[Work order] Each line from the one that has "Extract the structured" through the final line of the listing is to be written out exactly, and no other line is.

[Given data]
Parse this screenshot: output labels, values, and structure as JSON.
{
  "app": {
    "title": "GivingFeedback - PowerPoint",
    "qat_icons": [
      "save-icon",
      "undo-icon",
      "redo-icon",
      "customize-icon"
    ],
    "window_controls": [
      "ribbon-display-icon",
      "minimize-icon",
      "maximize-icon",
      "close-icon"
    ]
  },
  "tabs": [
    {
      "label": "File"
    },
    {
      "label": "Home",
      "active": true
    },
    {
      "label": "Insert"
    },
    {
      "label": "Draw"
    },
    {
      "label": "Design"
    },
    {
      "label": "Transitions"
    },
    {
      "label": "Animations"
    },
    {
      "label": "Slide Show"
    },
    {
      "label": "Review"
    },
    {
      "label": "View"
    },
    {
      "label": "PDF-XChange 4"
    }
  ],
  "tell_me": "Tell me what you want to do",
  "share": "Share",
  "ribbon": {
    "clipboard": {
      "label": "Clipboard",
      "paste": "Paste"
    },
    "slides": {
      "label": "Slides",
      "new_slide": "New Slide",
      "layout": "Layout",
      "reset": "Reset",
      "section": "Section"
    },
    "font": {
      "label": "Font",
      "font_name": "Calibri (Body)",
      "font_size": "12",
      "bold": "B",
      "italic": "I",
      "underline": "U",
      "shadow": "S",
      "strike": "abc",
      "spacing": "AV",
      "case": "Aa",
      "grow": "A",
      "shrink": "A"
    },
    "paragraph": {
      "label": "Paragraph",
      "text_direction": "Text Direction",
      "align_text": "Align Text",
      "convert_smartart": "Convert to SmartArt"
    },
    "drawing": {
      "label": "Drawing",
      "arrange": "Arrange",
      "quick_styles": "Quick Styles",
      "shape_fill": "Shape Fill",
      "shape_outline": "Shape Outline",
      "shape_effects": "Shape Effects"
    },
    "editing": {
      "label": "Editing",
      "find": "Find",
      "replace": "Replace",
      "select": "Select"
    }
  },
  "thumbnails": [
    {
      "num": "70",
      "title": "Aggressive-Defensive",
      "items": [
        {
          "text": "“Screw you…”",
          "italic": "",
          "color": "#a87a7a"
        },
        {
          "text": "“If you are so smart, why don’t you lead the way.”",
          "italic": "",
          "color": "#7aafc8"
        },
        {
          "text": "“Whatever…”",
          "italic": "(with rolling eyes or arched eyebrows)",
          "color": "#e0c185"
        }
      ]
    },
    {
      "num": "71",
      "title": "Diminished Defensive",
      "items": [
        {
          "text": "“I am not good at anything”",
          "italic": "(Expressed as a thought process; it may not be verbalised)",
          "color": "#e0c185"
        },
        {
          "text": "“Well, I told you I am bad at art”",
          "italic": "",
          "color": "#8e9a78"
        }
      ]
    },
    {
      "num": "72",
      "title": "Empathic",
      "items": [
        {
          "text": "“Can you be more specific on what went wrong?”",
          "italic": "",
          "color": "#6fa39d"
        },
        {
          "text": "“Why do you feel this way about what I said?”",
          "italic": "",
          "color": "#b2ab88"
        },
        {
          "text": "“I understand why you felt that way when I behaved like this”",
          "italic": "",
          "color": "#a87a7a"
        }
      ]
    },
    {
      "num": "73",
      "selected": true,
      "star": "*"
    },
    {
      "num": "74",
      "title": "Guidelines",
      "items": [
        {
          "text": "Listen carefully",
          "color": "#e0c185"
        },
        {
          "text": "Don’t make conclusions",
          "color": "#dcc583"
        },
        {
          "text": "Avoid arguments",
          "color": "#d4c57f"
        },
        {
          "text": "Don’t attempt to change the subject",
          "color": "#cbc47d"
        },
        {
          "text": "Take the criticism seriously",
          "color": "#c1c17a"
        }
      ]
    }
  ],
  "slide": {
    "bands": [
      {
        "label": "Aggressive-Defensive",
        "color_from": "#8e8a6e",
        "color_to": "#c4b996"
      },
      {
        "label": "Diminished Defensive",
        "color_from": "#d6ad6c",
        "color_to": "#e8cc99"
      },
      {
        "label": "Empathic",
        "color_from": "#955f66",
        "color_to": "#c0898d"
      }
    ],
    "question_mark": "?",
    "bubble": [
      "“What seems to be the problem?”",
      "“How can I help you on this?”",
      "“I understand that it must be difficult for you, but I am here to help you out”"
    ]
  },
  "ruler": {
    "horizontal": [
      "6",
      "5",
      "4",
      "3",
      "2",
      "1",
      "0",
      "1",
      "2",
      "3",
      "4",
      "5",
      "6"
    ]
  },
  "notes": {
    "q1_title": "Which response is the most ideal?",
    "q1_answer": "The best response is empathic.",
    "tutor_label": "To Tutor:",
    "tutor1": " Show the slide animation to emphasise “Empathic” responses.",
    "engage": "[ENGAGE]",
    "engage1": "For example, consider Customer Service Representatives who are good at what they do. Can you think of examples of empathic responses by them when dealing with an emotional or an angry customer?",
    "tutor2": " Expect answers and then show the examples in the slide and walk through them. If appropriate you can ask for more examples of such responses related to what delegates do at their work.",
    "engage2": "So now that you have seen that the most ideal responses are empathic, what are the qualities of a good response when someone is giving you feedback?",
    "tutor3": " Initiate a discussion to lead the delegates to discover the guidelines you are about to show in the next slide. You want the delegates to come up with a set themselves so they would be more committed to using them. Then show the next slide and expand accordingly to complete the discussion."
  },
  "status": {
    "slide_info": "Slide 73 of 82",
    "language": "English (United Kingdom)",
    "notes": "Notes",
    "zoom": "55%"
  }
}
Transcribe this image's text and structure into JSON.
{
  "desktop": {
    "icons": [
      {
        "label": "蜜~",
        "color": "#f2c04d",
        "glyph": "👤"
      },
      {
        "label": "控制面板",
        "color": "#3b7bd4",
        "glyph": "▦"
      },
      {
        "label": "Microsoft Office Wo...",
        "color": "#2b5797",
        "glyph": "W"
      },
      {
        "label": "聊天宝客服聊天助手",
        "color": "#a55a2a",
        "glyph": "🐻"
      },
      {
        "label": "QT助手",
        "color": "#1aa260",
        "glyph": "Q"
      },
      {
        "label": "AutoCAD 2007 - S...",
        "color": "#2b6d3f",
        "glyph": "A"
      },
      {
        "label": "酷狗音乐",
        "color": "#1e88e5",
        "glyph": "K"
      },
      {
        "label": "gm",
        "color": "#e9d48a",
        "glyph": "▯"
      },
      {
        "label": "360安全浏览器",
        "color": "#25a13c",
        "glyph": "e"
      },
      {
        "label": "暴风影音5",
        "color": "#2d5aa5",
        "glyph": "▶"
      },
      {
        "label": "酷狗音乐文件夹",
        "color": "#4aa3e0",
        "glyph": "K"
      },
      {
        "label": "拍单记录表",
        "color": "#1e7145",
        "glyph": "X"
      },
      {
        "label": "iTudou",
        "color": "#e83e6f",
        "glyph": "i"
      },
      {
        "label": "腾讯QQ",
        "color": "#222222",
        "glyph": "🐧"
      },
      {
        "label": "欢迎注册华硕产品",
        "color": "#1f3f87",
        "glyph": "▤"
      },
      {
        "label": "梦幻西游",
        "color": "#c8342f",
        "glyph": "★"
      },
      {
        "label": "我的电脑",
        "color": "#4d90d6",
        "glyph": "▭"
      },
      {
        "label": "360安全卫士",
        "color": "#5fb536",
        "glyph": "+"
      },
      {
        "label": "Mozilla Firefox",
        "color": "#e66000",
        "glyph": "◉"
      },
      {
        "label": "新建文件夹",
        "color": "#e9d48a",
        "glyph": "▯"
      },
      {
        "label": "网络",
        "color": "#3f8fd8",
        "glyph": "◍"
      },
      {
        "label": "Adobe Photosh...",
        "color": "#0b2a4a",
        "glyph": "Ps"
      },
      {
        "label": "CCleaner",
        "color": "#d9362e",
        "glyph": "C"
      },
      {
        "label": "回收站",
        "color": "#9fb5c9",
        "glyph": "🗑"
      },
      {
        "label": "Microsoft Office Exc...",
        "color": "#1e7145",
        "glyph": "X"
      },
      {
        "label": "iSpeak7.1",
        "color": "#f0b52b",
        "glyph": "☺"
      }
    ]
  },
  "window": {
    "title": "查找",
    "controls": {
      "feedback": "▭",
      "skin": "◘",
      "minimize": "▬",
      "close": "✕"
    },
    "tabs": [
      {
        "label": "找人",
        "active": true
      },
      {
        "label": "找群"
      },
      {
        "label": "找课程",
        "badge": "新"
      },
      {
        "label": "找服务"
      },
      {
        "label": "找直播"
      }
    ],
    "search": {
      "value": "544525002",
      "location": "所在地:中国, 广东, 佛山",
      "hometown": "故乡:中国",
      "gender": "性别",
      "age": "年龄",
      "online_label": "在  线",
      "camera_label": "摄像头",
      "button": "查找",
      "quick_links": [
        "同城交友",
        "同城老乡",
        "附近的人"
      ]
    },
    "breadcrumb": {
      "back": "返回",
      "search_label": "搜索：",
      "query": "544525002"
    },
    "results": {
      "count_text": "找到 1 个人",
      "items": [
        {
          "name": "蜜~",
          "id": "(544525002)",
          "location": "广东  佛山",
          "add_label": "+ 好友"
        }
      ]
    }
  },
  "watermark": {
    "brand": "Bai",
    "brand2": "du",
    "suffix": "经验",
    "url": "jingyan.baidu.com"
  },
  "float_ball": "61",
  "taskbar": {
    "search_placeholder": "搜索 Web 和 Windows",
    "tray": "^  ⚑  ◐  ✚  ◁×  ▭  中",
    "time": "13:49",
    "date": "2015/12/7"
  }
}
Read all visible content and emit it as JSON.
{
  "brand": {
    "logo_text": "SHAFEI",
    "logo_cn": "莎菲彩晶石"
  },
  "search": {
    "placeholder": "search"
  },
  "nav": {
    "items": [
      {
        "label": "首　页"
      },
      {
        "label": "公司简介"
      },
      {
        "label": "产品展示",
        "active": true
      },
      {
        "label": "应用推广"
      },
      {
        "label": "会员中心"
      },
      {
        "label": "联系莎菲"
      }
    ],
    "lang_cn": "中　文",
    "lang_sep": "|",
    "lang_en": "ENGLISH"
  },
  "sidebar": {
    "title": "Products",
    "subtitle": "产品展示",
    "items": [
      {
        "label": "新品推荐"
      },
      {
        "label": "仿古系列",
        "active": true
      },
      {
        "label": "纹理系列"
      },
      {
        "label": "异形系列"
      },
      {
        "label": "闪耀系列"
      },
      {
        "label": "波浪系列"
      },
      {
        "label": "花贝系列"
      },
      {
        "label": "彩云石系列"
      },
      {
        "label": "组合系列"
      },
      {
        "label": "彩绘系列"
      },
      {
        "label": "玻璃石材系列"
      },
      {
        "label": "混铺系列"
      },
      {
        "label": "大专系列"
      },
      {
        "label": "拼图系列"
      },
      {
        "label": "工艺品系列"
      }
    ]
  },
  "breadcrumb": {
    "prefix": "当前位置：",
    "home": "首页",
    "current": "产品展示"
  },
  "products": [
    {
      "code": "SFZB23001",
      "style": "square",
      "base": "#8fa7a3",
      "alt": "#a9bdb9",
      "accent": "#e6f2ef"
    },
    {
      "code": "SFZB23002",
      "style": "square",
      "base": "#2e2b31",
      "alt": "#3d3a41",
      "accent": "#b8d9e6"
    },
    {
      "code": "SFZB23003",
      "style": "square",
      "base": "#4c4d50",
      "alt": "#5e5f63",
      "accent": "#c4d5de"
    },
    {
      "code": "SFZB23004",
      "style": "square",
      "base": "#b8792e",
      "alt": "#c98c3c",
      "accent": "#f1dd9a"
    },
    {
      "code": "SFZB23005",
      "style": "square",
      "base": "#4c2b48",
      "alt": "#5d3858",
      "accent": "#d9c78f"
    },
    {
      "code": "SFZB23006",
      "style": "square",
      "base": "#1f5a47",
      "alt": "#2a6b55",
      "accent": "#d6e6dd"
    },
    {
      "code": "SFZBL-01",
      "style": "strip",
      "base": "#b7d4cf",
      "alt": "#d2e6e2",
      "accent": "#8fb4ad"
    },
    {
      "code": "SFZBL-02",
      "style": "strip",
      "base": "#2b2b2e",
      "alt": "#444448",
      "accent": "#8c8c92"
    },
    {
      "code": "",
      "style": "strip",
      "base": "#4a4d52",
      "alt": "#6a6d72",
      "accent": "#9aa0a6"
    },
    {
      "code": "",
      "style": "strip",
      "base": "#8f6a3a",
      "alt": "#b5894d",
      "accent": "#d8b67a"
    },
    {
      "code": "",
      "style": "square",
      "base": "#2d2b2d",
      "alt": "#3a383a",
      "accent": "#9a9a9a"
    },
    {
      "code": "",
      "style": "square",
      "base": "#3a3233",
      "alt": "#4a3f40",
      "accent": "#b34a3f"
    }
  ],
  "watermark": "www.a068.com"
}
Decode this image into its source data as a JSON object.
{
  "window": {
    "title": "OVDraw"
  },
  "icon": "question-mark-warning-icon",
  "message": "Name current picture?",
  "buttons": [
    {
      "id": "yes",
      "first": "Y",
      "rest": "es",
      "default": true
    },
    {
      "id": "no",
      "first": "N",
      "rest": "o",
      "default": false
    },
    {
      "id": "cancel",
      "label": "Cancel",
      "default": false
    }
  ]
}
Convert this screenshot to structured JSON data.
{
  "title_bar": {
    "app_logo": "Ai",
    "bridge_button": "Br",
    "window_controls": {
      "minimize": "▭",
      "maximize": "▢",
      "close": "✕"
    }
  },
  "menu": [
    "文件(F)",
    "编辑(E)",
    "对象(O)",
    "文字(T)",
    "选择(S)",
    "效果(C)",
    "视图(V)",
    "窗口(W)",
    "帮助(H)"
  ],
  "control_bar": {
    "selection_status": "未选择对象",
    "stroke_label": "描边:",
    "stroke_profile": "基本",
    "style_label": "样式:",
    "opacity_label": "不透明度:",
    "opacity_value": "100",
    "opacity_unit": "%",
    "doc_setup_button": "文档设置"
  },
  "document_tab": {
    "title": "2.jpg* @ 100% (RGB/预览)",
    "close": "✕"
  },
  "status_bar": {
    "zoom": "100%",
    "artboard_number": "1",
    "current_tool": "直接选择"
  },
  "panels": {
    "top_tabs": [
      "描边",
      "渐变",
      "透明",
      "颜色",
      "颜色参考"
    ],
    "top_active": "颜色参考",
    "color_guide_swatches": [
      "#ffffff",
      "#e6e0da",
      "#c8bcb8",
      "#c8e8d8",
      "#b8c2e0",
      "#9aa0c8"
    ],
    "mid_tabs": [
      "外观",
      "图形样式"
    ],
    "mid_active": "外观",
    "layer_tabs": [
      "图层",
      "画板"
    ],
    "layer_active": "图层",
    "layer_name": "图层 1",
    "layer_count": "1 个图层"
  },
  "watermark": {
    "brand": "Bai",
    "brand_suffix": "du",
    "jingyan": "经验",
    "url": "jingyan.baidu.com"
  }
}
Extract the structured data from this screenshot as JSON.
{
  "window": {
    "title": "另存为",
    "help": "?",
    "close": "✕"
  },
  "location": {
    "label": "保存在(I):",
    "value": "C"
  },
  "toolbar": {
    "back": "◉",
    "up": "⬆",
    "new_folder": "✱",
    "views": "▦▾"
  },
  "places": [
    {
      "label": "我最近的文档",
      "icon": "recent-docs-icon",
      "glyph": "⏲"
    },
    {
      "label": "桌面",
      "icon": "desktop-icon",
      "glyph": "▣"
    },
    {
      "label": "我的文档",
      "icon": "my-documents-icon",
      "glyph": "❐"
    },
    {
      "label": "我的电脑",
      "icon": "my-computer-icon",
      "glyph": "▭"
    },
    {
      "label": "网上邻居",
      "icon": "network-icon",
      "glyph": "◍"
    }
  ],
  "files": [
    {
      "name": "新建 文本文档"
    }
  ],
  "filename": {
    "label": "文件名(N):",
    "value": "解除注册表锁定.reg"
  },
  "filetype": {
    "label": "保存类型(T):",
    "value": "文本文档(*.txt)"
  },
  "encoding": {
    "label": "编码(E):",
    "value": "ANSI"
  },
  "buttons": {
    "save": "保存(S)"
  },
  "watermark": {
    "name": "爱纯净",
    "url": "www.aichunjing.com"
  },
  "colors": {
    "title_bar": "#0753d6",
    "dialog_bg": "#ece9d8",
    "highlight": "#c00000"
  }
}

[Your response]
Extract the structured data from this screenshot as JSON.
{
  "window": {
    "title": "另存为",
    "help": "?",
    "close": "✕"
  },
  "location": {
    "label": "保存在(I):",
    "value": "C"
  },
  "toolbar": {
    "back": "◉",
    "up": "⬆",
    "new_folder": "✱",
    "views": "▦▾"
  },
  "places": [
    {
      "label": "我最近的文档",
      "icon": "recent-docs-icon",
      "glyph": "⏲"
    },
    {
      "label": "桌面",
      "icon": "desktop-icon",
      "glyph": "▣"
    },
    {
      "label": "我的文档",
      "icon": "my-documents-icon",
      "glyph": "❐"
    },
    {
      "label": "我的电脑",
      "icon": "my-computer-icon",
      "glyph": "▭"
    },
    {
      "label": "网上邻居",
      "icon": "network-icon",
      "glyph": "◍"
    }
  ],
  "files": [
    {
      "name": "新建 文本文档"
    }
  ],
  "filename": {
    "label": "文件名(N):",
    "value": "解除注册表锁定.reg"
  },
  "filetype": {
    "label": "保存类型(T):",
    "value": "文本文档(*.txt)"
  },
  "encoding": {
    "label": "编码(E):",
    "value": "ANSI"
  },
  "buttons": {
    "save": "保存(S)"
  },
  "watermark": {
    "name": "爱纯净",
    "url": "www.aichunjing.com"
  },
  "colors": {
    "title_bar": "#0753d6",
    "dialog_bg": "#ece9d8",
    "highlight": "#c00000"
  }
}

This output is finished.